While the investigation found no evidence of collusion between President Trump and Russian actors who tried to influence the election, the report stopped short on the matter of obstruction of justice. Instead of calling for an indictment against Trump, the Mueller report referenced a memo from 1973 by the Office of Legal Counsel for the Attorney General.

The memo states that a sitting president cannot be indicted for a crime. The memo was revisited and reaffirmed in a follow-up memo in 2000. In part, the latter memo states that “the indictment or criminal prosecution of a sitting president would unconstitutionally undermine the capacity of the executive branch to perform its constitutionally assigned functions.”

President Trump may be the latest (and perhaps most egregious) example of executive malfeasance, but he is hardly the only president to behave unethically, if not outright break the law. In the infamous Starr Report, special counsel Kenneth Starr concluded that President Clinton had lied under oath about his affair with Monica Lewinsky. Clinton admitted as much when he surrendered his Arkansas law license in 2001. President Richard Nixon also broke laws during the Watergate scandal, but President Gerald Ford’s pardon of him prevented prosecution.

While no explicit laws may have been broken, President Bush and several members of his administration misled the country into the disastrous Operation Iraqi Freedom in 2003. At best, he and his subordinates displayed gross incompetence when relying on incorrect intelligence (and in some cases, fabrications) to make the case for war. At worst, the Bush administration actively deceived the American people.

So how is it that presidents continue to avoid legal consequences for their actions? If I lie under oath, or incite violence, I will be held criminally and civilly liable. Yet it is a matter of federal policy that a sitting president is basically above the law. Adding insult to injury, this protection seems to extend beyond the end of a president’s term as well — Clinton surrendered his law license to avoid indictment for perjury. Otherwise, there have been no real consequences for the illegal and unethical actions of American presidents.

It remains to be seen if President Trump will face any legal consequences for his actions as president, but this outcome must not be left to chance. The first step that must be taken is to rescind the 1973 OLC memo which places the president above the law. If a president is indicted and cannot carry out their duties, then treat it like any other incapacitation of the president- their duties fall to the Vice President. Removing the immunization of sitting presidents will discourage them from breaking laws, and hold them accountable when they do.

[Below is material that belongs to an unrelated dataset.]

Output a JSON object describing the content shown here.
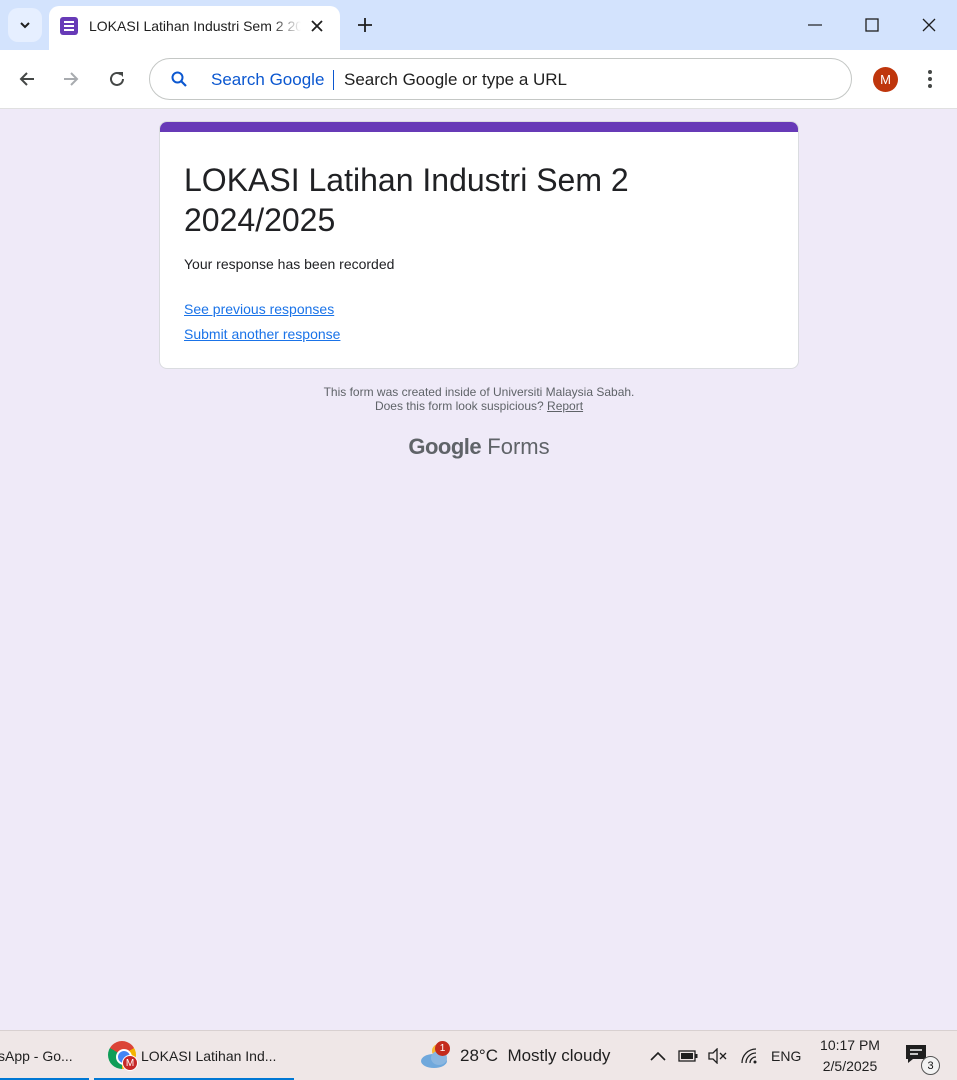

Rescinding the 1973 memo will also make it more likely that former presidents may be investigated and charged if they commit crimes. There’s an argument that allowing for the investigation of former administrations will send the United States into a politically motivated spiral of investigations against political rivals. That may happen but it can’t be worse than the reality we are dealing with — a group of current and former presidents who can do essentially anything without fear of repercussions.